1. Describe the order model. What founder(s) of sociology is associated with this theory and why? What do order theorists emphasize when they study society? Use examples from chapter 3. Explain the relevance of this theory?
The Order Model (Functionalism). Functionalism is the oldest, and still the dominant, theoretical perspective in sociology and many other social sciences. A social system is assumed to have a functional unity in which all parts of the system work together with some degree of internal consistency. Functionalism also postulates that all cultural or social phenomena have a positive function and that all are indispensable. Distinctions have been made between manifest functions, those consequences intended and recognized by participants in the system, and latent functions, which are neither intended nor recognized.
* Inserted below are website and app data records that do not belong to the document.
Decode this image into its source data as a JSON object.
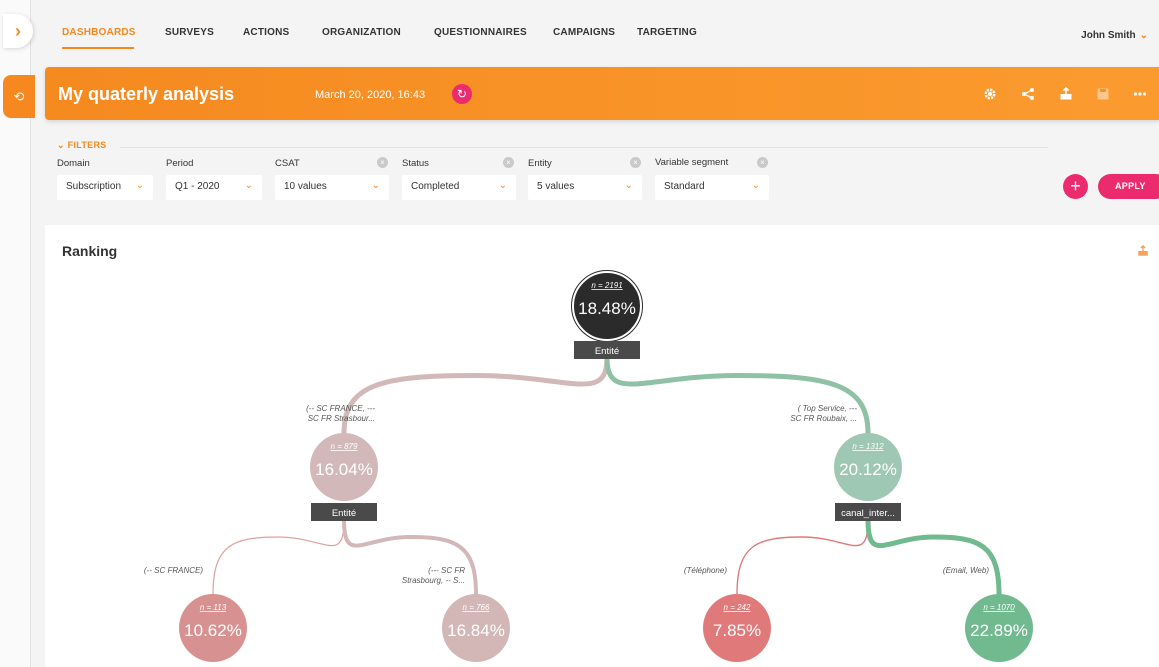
{
  "colors": {
    "accent": "#f7881f",
    "pink": "#ec2a6e"
  },
  "nav": {
    "items": [
      "DASHBOARDS",
      "SURVEYS",
      "ACTIONS",
      "ORGANIZATION",
      "QUESTIONNAIRES",
      "CAMPAIGNS",
      "TARGETING"
    ],
    "active": "DASHBOARDS",
    "user": "John Smith"
  },
  "header": {
    "title": "My quaterly analysis",
    "date": "March 20, 2020, 16:43",
    "icons": [
      "gear-icon",
      "share-icon",
      "export-icon",
      "save-icon",
      "more-icon"
    ]
  },
  "filters": {
    "label": "FILTERS",
    "items": [
      {
        "label": "Domain",
        "value": "Subscription",
        "clearable": false
      },
      {
        "label": "Period",
        "value": "Q1 - 2020",
        "clearable": false
      },
      {
        "label": "CSAT",
        "value": "10 values",
        "clearable": true
      },
      {
        "label": "Status",
        "value": "Completed",
        "clearable": true
      },
      {
        "label": "Entity",
        "value": "5 values",
        "clearable": true
      },
      {
        "label": "Variable segment",
        "value": "Standard",
        "clearable": true
      }
    ],
    "apply_label": "APPLY"
  },
  "ranking": {
    "title": "Ranking",
    "nodes": [
      {
        "id": "root",
        "n": "n = 2191",
        "pct": "18.48%",
        "split": "Entité",
        "color": "#2b2b2b"
      },
      {
        "id": "left",
        "n": "n = 879",
        "pct": "16.04%",
        "split": "Entité",
        "color": "#d2b8b8",
        "edge": [
          "(-- SC FRANCE, ---",
          "SC FR Strasbour..."
        ]
      },
      {
        "id": "right",
        "n": "n = 1312",
        "pct": "20.12%",
        "split": "canal_inter...",
        "color": "#9ec8b3",
        "edge": [
          "( Top Service, ---",
          "SC FR Roubaix, ..."
        ]
      },
      {
        "id": "ll",
        "n": "n = 113",
        "pct": "10.62%",
        "color": "#d89191",
        "edge": [
          "(-- SC FRANCE)"
        ]
      },
      {
        "id": "lr",
        "n": "n = 766",
        "pct": "16.84%",
        "color": "#d3b6b6",
        "edge": [
          "(--- SC FR",
          "Strasbourg, -- S..."
        ]
      },
      {
        "id": "rl",
        "n": "n = 242",
        "pct": "7.85%",
        "color": "#e07a7a",
        "edge": [
          "(Téléphone)"
        ]
      },
      {
        "id": "rr",
        "n": "n = 1070",
        "pct": "22.89%",
        "color": "#71b98f",
        "edge": [
          "(Email, Web)"
        ]
      }
    ]
  }
}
The French sociologist Émile Durkheim argued that it was necessary to understand the “needs” of the social organism to which social phenomena correspond. Other writers have used the concept of function to mean the interrelationships of parts within a system, the adaptive aspect of a phenomenon, or its observable consequences. In sociology, functionalism met the need for a method of analysis; in anthropology it provided an alternative to evolutionary theory and trait-diffusion analysis.
A theoretical approach to the study of social systems in societies in which social structures are described in terms of how they contribute to the maintenance of these systems. For example, sport maybe described in terms of its contribution to social integration.
Conflict theorists argue that that the social order supports the interest of the group wit power. Sport is organized at every level of society (youth, high school, college, professional) to exploit athletes and meet the goals of the powerful (prestige, public relations).